Who Took the Bomp? Le Tigre on Tour (2010): Electro-minimalist feminist dance party trio Le Tigre were the revolution you could dance to—borrowing anarchist firebrand Emma Goldman’s phrase—setting the early-aughts bouncing to their punk-inspired anthems. Riot grrrl pioneer Kathleen Hanna leads the group on its 2004-’05 world tour with filmmaker Kerthy Fix close at hand, capturing endless concert moments and backstage episodes in all their DIY, patriarchy-smashing glory and queer reinvention of girl group tropes.
Scott Walker: 30 Century Man (2006): Scott Walker’s evolution from 1960s pop idol to post-millennial avant-garde visionary is one of the strangest and most satisfying career arcs in rock history. The recondite vocalist and composer, who died in 2019, remarkably ventures out of hiding for filmmaker Stephen Kijak’s camera, encountered in the studio during the making of his 2006 album “Drift.” In the film’s most revealing moment, Walker takes time to show a percussionist exactly how he should pound a slab of pork to get the properly meaty thwack for a forbidding dirge. A multi-generational array of rock stars—including Jarvis Cocker, Johnny Marr, Brian Eno and executive producer David Bowie—testify to Walker’s baroque greatness, but the man himself is such a perversely unique and compelling figure that neither encomium nor explication can really do him justice.
Sex and Broadcasting (2014): Against all odds, New Jersey station WFMU has prevailed over decades now as a singular pillar of underground radio, an independent outpost of quirky individualism and congenial weirdness whose impact as a cultural force vastly exceeds its spartan 1,250 watts. Amid boisterous yarns and a crazy-quilt cast of characters, this endearing documentary (featuring Patton Oswalt, The Simpsons creator Matt Groening, and the Beastie Boys’ Adam Horovitz) chronicles a successful campaign to salvage the station’s future.

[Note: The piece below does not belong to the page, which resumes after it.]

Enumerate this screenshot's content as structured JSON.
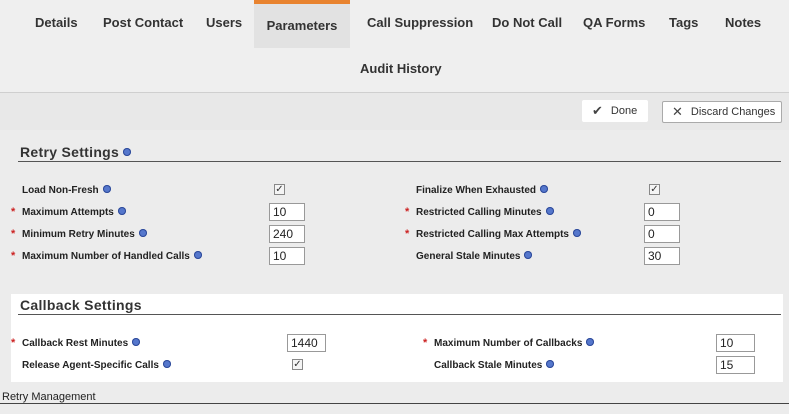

Bad Brains: Live at CBGB 1982 (2006): The hardcore punk Christmas movie you never knew was one, this concert doc dives headlong into the mosh pit with a compendium of three shows staged at the New York City punk mecca Dec. 24-26, 1982. Washington, D.C.’s Bad Brains stood out as an all-Black outfit in a scene prominently associated with skinheaded (if not Skinhead) white kids, fronted by the dreadlocked vocalist H.R. and featuring genuine virtuoso soloing from guitarist Dr. Know—with a little reggae thrown in amid the blistering tumult. As edited for this film, the band delivers about 20 songs in 57 minutes, including the, er, climactic “Pay to Cum.” Clocking in at 1:33, the band’s first single and biggest “hit” belies its edgy title as it offers “a piece of wisdom from our hearts.” The matter-of-fact camerawork suits the sweaty scene as the stage becomes a battlefront of boisterous, slamming (and exclusively male) dancers, H.R.’s thick dreads flying in the air.
The Family Jams (2009): Vetiver guitarist Kevin Barker thoughtfully tossed a video camera into his luggage when his band hit the road for a 2004 East Coast tour with a pair of rising stars: Devendra Banhart and Joanna Newsom, among the founding spirits of what was affectionately known as the “freak folk” movement. The scrapbook approach underscores the earnest, scruffy vibes of the expedition, which connected the dots of an indie America when MySpace was brand new and the iPhone had yet to be invented. The emotive warmth of the performances lends this time capsule a campfire glow.